Are schools doing enough to teach architecture students about green building?

Architectural schools are not keeping up with this new reality. They often do not teach these basic principles. You’d think one of the first courses for a student would be on solar radiation, wind energy mapping, orientation of a building to take advantage of sunshine. You could have a 30% difference before you even put the walls and windows in. Hopi Indians built buildings in harsh climates and were very smart about solar orientation, thermal mass, etc. It’s like we’ve forgotten all that and only now relearning it. The alternative is just to design dumb cookie-cutter buildings with cost being the only object.

What is the main theme of your book?

This book debunks the general public’s perception that green buildings cost more. Our data shows that’s not true. There’s also an argument that we cannot become more efficient and cut carbon emissions without hurting the economy. That’s factually wrong.Green building means greater competitiveness and jobs — that’s from the data.

Most homeowners and many builders don’t understand that buildings are the largest users of energy and sources of C02. But 45%-50% of all energy use is from buildings and building materials. Even with transportation — how you site buildings affects transportation. People would prefer to walk, have a neighborhood, a sense of community.

Who are the sponsors for your study?

The sponsors for our work include real estate organizations, AIA, APHA, NAR — these are big and fairly conservative associations. They sponsored this work in part because they want to know what is true. They’re stepping away from ideology.

What would you say to the skeptics of green building?

People who argue that we’re unable to make deep reductions in energy use are pessimistic. They believe America has lost the capability to be innovative. The technology we’re seeing leads us to believe we can get to zero-net energy buildings cost-effectively in a decade.
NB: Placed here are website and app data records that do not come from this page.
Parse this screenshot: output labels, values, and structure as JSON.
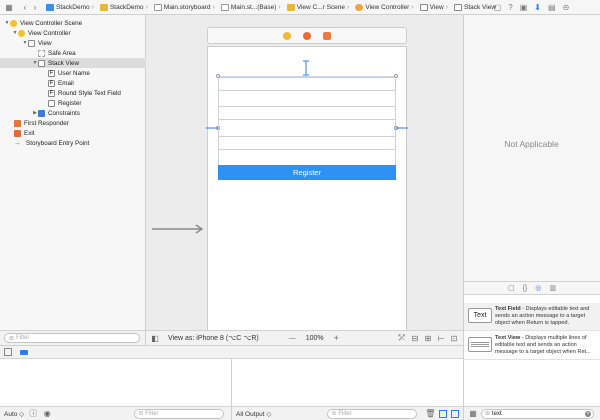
{
  "breadcrumbs": [
    {
      "label": "StackDemo",
      "icon": "project-icon"
    },
    {
      "label": "StackDemo",
      "icon": "folder-icon"
    },
    {
      "label": "Main.storyboard",
      "icon": "storyboard-file-icon"
    },
    {
      "label": "Main.st...(Base)",
      "icon": "storyboard-file-icon"
    },
    {
      "label": "View C...r Scene",
      "icon": "scene-icon"
    },
    {
      "label": "View Controller",
      "icon": "view-controller-icon"
    },
    {
      "label": "View",
      "icon": "view-icon"
    },
    {
      "label": "Stack View",
      "icon": "stack-view-icon"
    }
  ],
  "outline": {
    "items": [
      {
        "label": "View Controller Scene",
        "depth": 0,
        "expanded": true,
        "icon": "scene-icon"
      },
      {
        "label": "View Controller",
        "depth": 1,
        "expanded": true,
        "icon": "view-controller-icon"
      },
      {
        "label": "View",
        "depth": 2,
        "expanded": true,
        "icon": "view-icon"
      },
      {
        "label": "Safe Area",
        "depth": 3,
        "icon": "safe-area-icon"
      },
      {
        "label": "Stack View",
        "depth": 3,
        "expanded": true,
        "selected": true,
        "icon": "stack-view-icon"
      },
      {
        "label": "User Name",
        "depth": 4,
        "icon": "text-field-icon"
      },
      {
        "label": "Email",
        "depth": 4,
        "icon": "text-field-icon"
      },
      {
        "label": "Round Style Text Field",
        "depth": 4,
        "icon": "text-field-icon"
      },
      {
        "label": "Register",
        "depth": 4,
        "icon": "button-icon"
      },
      {
        "label": "Constraints",
        "depth": 3,
        "expanded": false,
        "icon": "constraints-icon"
      },
      {
        "label": "First Responder",
        "depth": 1,
        "icon": "first-responder-icon"
      },
      {
        "label": "Exit",
        "depth": 1,
        "icon": "exit-icon"
      },
      {
        "label": "Storyboard Entry Point",
        "depth": 1,
        "icon": "entry-point-icon"
      }
    ],
    "filter_placeholder": "Filter"
  },
  "canvas": {
    "register_label": "Register",
    "view_as": "View as: iPhone 8 (⌥C ⌥R)",
    "zoom": "100%",
    "zoom_minus": "—",
    "zoom_plus": "+"
  },
  "inspector": {
    "not_applicable": "Not Applicable"
  },
  "library": {
    "items": [
      {
        "thumb": "Text",
        "name": "Text Field",
        "desc": " - Displays editable text and sends an action message to a target object when Return is tapped."
      },
      {
        "thumb": "",
        "name": "Text View",
        "desc": " - Displays multiple lines of editable text and sends an action message to a target object when Ret..."
      }
    ],
    "filter_value": "text"
  },
  "debug": {
    "auto_label": "Auto ◇",
    "all_output_label": "All Output ◇",
    "filter_placeholder": "Filter"
  },
  "colors": {
    "accent": "#2d7cf6",
    "register_button": "#2d92f4"
  }
}
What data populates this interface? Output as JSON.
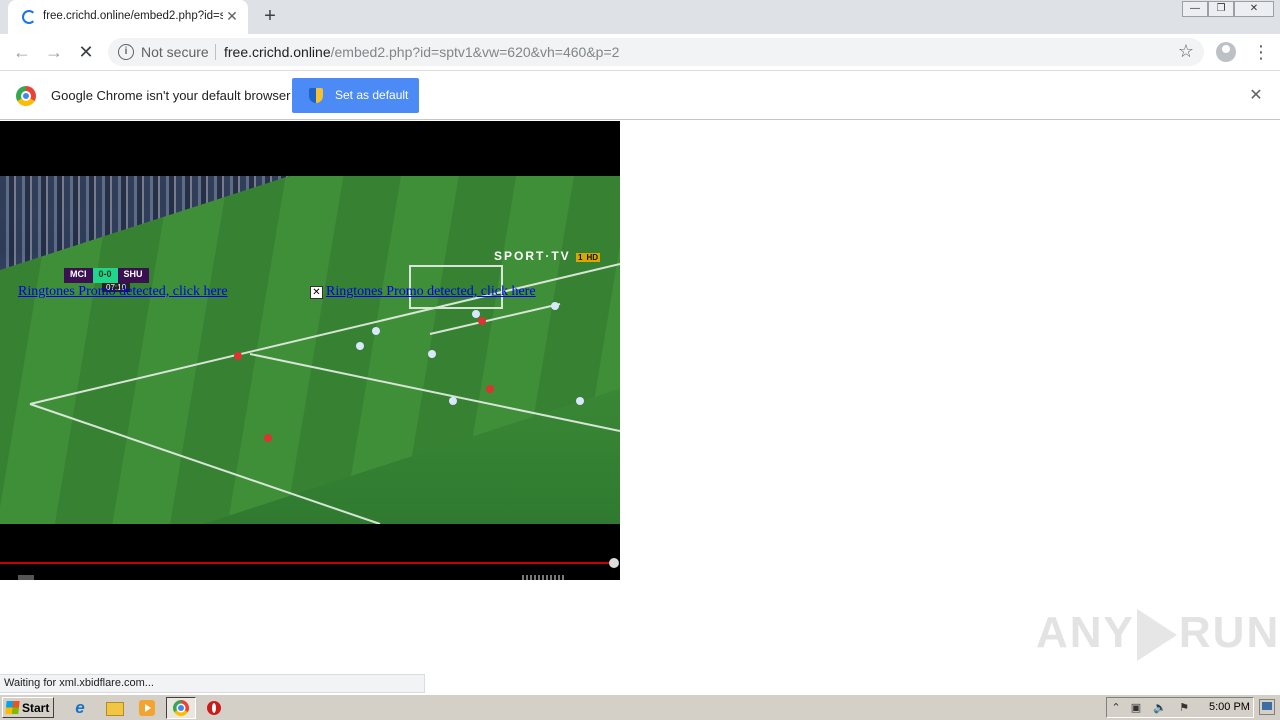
{
  "tab": {
    "title": "free.crichd.online/embed2.php?id=s",
    "close": "✕"
  },
  "new_tab": "+",
  "window_controls": {
    "minimize": "—",
    "restore": "❐",
    "close": "✕"
  },
  "toolbar": {
    "back": "←",
    "forward": "→",
    "stop": "✕",
    "security_label": "Not secure",
    "url_host": "free.crichd.online",
    "url_path": "/embed2.php?id=sptv1&vw=620&vh=460&p=2",
    "bookmark": "☆",
    "menu": "⋮"
  },
  "infobar": {
    "message": "Google Chrome isn't your default browser",
    "button": "Set as default",
    "close": "✕"
  },
  "video": {
    "team_home": "MCI",
    "score": "0-0",
    "team_away": "SHU",
    "match_clock": "07:10",
    "channel_logo": "SPORT·TV",
    "channel_number": "1",
    "channel_hd": "HD",
    "ad_link_left": "Ringtones Promo detected, click here",
    "ad_link_right": "Ringtones Promo detected, click here",
    "ad_close": "✕",
    "progress_fraction": 0.99
  },
  "status_text": "Waiting for xml.xbidflare.com...",
  "watermark": {
    "left": "ANY",
    "right": "RUN"
  },
  "taskbar": {
    "start_label": "Start",
    "ie_icon": "e",
    "clock": "5:00 PM",
    "tray_icons": [
      "⌃",
      "▣",
      "🔈",
      "⚑"
    ]
  },
  "colors": {
    "accent_blue": "#4c8bf5",
    "progress_red": "#cc0000",
    "taskbar_grey": "#d4d0c8"
  },
  "icons": {
    "tab_loading": "spinner-icon",
    "info": "info-icon",
    "star": "star-icon",
    "profile": "avatar-icon",
    "chrome": "chrome-logo-icon",
    "shield": "uac-shield-icon"
  }
}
And we can solve this problem through the free market. The market tells you to build green, healthy buildings. By 2010, 15% of all commercial buildings can be green—and 50% in 2015.